But there were other maps, printed for the wealthy. That means that multiple copies were made, and so more survive. You still paid a lot of money for them, but if enough subscribers could be found, a profit was made by the publisher.
I recently came across a series of maps from 1675, printed by John Ogilby, who describes himself as “His Majesties Cosmographer”. The sheets relating to Cheshire have been digitized and put online by Cheshire Archives. The sheets are organized as a set of strips, allowing a traveller to find their way from one major town to another. The place names are shown, though often the spellings are much changed from modern versions, along with landmarks such as bridges, churches and large houses. Compass roses are periodically included to help travellers orient themselves.
One sheet covers part of the route from London to Carlisle. The ends of the journey are covered in other sheets; the online sheet covers Darlaston in Staffordshire to Garstang in Lancashire – my part of the country.
Around my part of Lancashire, heading north up what is now the A49, the lettering goes:

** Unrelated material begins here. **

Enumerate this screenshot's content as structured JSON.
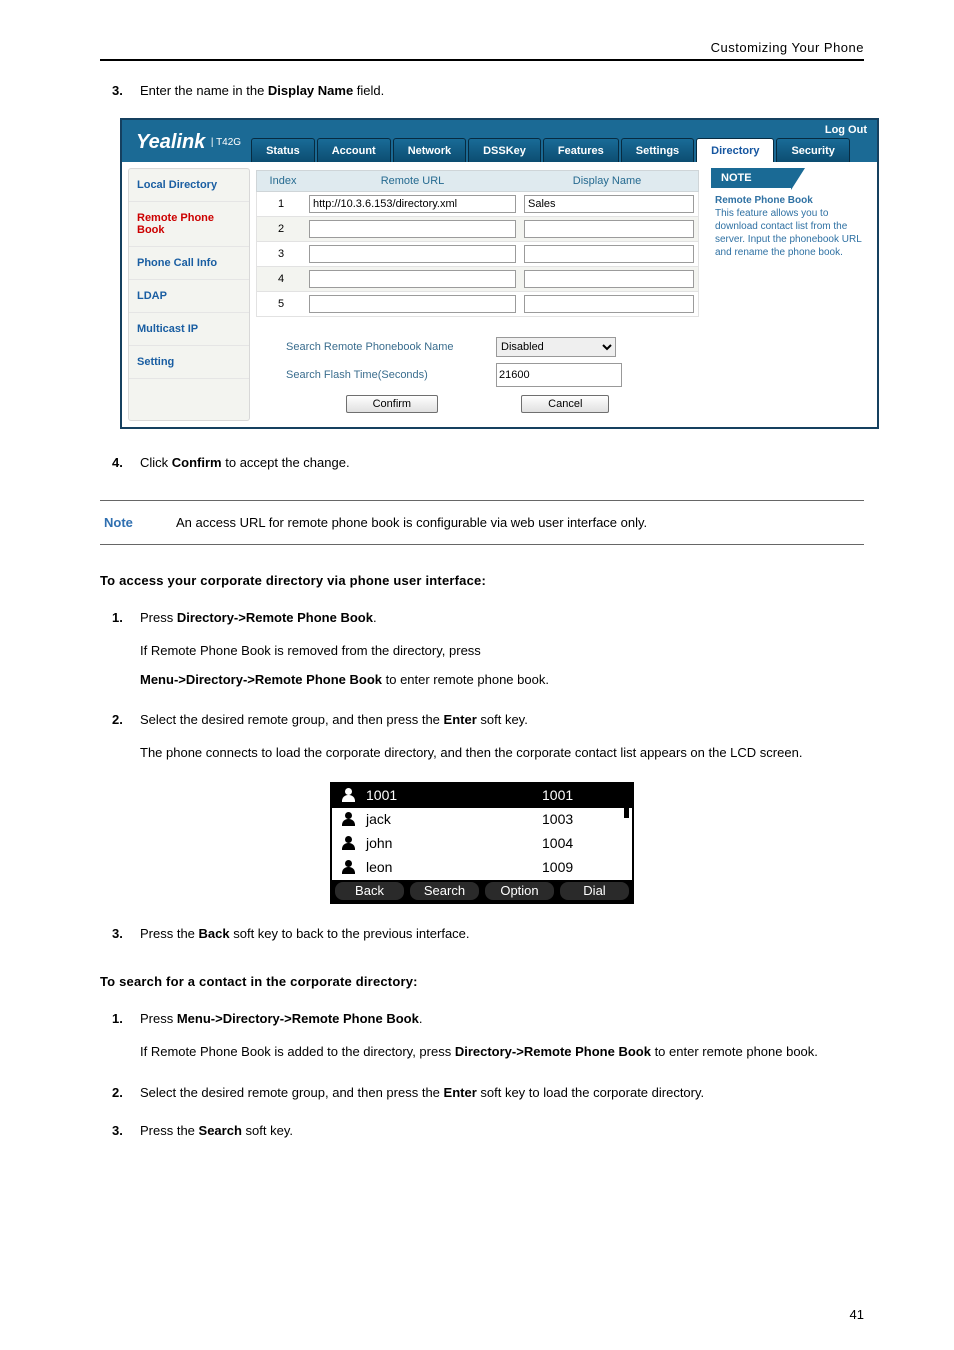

Standish (Standish); Cungreve Hall (Langtree Hall); Coppen More (Coppull Moor); Whittle Bridg (Whittle Bridge); to Charley (Chorley); Whittle (Welch Whittle); Charnock Richard (Charnock Richard); Charnock More (now lost to farming); Assabing Brow (Sibbering Brow); to Eckelston (Eccleston); to Charley (Chorley); Pincock bridge (Pincock bridge); Yarrow flu: (River Yarrow); Pincock brow (Pincock Brow); Exton (Euxton – and no, it doesn’t rhyme with Euston)..
That’s pretty close to modern usage for something written down by a stranger over three centuries ago. When you consider that he would be decoding the speech of people with broad Lancashire accents, his spelling is astounding.
So I examined Ogilby’s engraving of the road I know well. 340 years after the map was published, a surprising amount of the route can still be followed by car. The format of a series of strips means that the road is straightened somewhat, but the same bends are shown. It seems that the later turnpike trusts commonly ‘improved’ existing roads rather than building new ones.
The sections going through towns are even more accurate, though often are now pedestrianised.
Here is Preston:
Ogilby’s map clearly shows the road coming up the hill from the Ribble bridge (on the previous strip), taking a left into the main street (Fishergate), then turning right up Friargate. If you are prepared to leave your car behind, you can follow the same route today.
And here’s the centre of Warrington, compared with a recent map:
Note that the route through the town centre still has the same slight detour to the west. Apparently, the route was drawn by somebody who had travelled the route and had actually taken notice of things which many would overlook. John Ogilby seems to have been an outstanding cartographer, or should that be cosmographer?
My conclusion is that should you choose to walk the country using a map from 1675, you would get tired, but you would be unlikely to get lost!